+61 2 9161 9999

Administrative Appeals Tribunal


In accordance with Commonwealth laws, administrative decisions are subject to independent merits review by the Administrative Appeals Tribunal (AAT). We examine decisions made by ministers, departments, and agencies of the Australian Government as well as, in rare instances, decisions made by state governments and non-governmental organizations. We also examine judgments rendered in accordance with Norfolk Island laws.

The Administrative Appeals Tribunal Act of 1975 created the AAT, which went into operation on July 1st, 1976.

On July 1st, 2015, the AAT merged with the Migration Review Tribunal, Refugee Review Tribunal, and Social Security Appeals Tribunal.

The Attorney General is responsible for the AAT. Read a few of the Attorney General's press statements and announcements about the AAT.

We have a video guide that goes over the AAT in further detail.

Functions and powers


Only if a law specifically allows the AAT to review the decision can we review it.

More than 400 Commonwealth Acts and other legislative instruments are subject to review. The decisions that we evaluate most frequently concern:

  • Child assistance
  • Workers' compensation of the common wealth
  • Financial support for families, paid parental leave, social security, and student aid
  • Decisions regarding immigration, refugee, and visa-related matters
  • Taxation,
  • veteran benefits

We also review decisions relating to:

  • I am an Australian citizen.
  • Bankruptcy
  • Civil Aviation
  • Regulation of Corporations and Financial Services
  • Customs
  • Information Freedom
  • The National Disability Insurance Program
  • Passports
  • Australian Security Intelligence Organisation security evaluations.
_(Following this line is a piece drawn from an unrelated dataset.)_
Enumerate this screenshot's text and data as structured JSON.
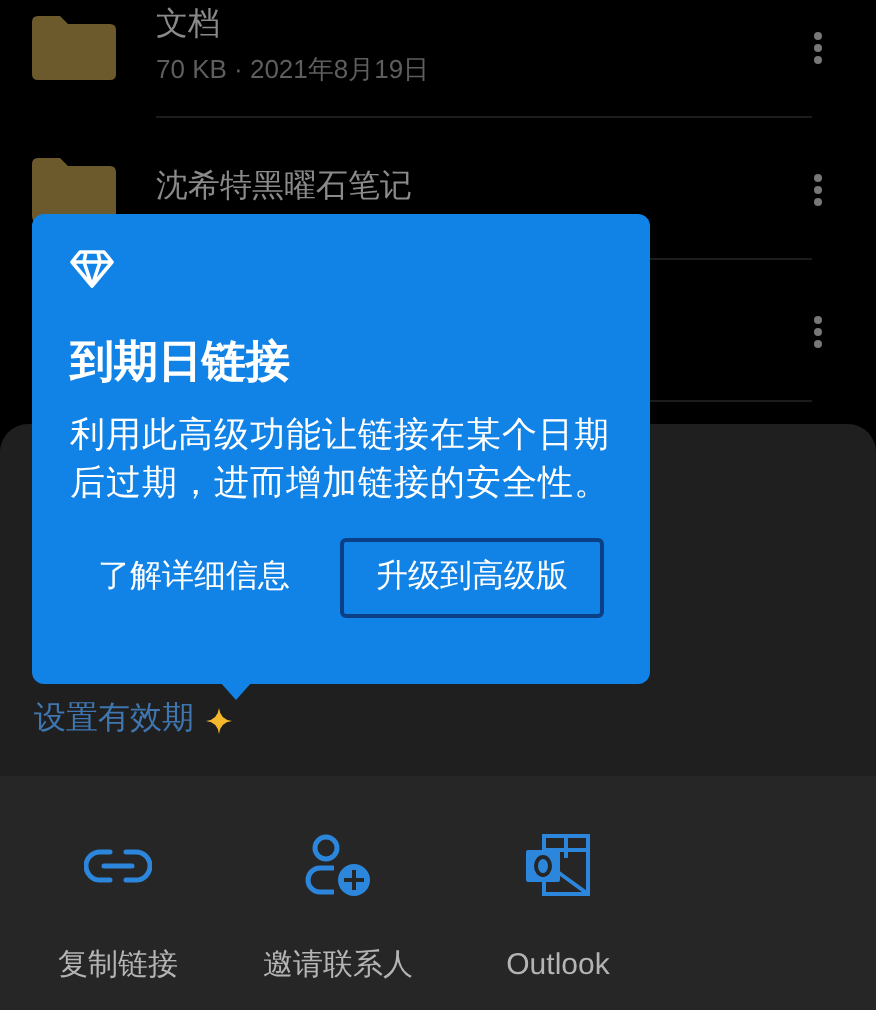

We can also examine judgments rendered in accordance with a select few Norfolk Island regulations, such as judgments regarding construction, property valuation, and planning.

We don't always examine decisions as the first step. In some instances, we are unable to review a judgment until the originating decision has undergone internal review or review by a specialized authority, such as the Veterans' Review Board.

In some cases, decisions that have already been reviewed by our Social Services & Child Support Division may be subject to a second review. Our General Division conducts a second review.